S& L

Engaging in PCB R&D and manufacturing for 16 years Leading the innovation of PCB technology

Your Location:Home» Global Presence » High frequency PCB Board Design: THE ULTIMATE GUIDE TO GREAT LAYOUT

High frequency PCB Board Design: THE ULTIMATE GUIDE TO GREAT LAYOUT

Article source:Editor:Sun&Lynn Mobile phone view
Sweep!
Sweep!
Popularity:416Dated :07-09-2021 03:38【big well Small

With high frequency PCB board design, you need to be as prepared as possible. Firstly, you’ll need to know what it’s used for before going too much further. Once that’s out the way, you need to get planning. Designing a high frequency PCB is not unlike planning the architecture of a house. You need to know which pieces go where and how everything fits together, as well as how many layers your board will be and the materials to use.

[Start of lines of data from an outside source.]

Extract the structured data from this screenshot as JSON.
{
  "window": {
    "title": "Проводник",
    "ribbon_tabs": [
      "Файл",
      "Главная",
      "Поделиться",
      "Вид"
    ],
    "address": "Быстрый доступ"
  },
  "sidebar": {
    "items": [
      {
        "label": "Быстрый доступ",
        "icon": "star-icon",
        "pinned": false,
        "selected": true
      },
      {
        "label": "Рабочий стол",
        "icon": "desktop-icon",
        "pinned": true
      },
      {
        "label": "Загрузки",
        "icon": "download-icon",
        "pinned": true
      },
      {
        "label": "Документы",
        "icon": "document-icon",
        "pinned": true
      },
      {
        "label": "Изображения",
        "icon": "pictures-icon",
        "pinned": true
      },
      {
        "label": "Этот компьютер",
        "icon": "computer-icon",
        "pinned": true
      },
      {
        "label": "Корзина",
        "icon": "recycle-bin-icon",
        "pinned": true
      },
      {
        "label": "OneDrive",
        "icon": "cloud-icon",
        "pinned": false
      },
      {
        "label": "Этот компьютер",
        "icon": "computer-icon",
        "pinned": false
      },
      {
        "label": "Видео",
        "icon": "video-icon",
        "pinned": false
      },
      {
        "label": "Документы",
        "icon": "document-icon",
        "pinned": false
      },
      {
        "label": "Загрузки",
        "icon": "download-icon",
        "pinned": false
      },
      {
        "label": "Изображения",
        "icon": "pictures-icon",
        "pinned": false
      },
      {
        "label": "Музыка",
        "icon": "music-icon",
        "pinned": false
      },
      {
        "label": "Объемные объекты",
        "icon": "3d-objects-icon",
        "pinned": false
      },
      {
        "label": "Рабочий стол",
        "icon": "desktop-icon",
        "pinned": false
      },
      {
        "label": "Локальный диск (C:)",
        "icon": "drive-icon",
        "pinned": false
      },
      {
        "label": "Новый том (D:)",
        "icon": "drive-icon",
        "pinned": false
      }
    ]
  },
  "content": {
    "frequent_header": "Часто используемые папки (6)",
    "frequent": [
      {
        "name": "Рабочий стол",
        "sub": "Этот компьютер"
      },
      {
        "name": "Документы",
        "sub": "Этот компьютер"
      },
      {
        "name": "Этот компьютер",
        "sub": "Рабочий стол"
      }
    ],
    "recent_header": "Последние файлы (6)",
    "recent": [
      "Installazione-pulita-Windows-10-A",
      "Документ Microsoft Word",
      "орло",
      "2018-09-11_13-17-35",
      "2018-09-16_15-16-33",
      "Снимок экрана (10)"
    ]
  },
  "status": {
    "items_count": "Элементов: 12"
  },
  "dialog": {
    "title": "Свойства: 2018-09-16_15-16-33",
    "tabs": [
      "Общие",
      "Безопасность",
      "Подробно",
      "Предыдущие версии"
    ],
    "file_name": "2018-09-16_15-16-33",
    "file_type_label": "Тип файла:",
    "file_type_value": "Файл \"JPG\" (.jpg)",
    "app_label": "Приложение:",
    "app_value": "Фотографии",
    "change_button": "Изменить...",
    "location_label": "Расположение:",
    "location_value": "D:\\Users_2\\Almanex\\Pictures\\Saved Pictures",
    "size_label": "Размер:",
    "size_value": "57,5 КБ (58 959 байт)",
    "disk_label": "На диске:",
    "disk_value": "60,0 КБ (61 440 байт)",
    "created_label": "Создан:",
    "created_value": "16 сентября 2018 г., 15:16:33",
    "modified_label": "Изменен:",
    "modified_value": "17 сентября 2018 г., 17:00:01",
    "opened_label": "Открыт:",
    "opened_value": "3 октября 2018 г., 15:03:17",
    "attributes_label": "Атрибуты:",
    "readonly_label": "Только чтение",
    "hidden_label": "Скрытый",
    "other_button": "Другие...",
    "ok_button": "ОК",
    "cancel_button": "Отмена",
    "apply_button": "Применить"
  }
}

Because of that, you shouldn’t immediately start designing the high frequency PCB directly. Instead, it would help if you drew up a schematic.

Your schematic should include all the components you know you’ll require. It should also fit the dimensions of the space in which your PCB needs to match; otherwise, you could be building a board that’s simply too big to be used.

Make sure to create a concept that designates which components need to be connected and the rules that must be followed in the overall design. A design flow chart is ideal for this.

Once the schematic and design flow chart have been finalized, you can start thinking about the PCB design itself.

THE RIGHT KIND OF COMPONENT PLACEMENT AND ROUTING

It would be best if you had considered the component placement necessary during the design phase. But there are ways of adequately placing components to optimize the overall design of your PCB.

You need to consider components as well as the routing of connections. Make sure never to design a high frequency PCB where connections have to cross, as this can cause an overlap in signals that may ruin your design.

A great rule to follow in power outlets is to design with the star-configuration in mind, rather than daisy-chain your connections. If you daisy-chain, that means your connections are running from one component to another.

This means the power has to run through the earliest component first and can result in individual components not getting enough voltage. With a star-configuration, the power will be connected separately to each part of your PCB that requires power.

This then ensures power is distributed equally, and no concerns are surrounding the voltage of the PCB. If your PCB does have layers, the right way of trace routing is to exchange directions between layers. This can help to prevent any cross-wiring on each separate layer.

If you don’t consider leaving this gap, your design could be impacted when it comes to soldering, leaving you with a broken circuit.

 

I want to comment:  
Content:
Verification code: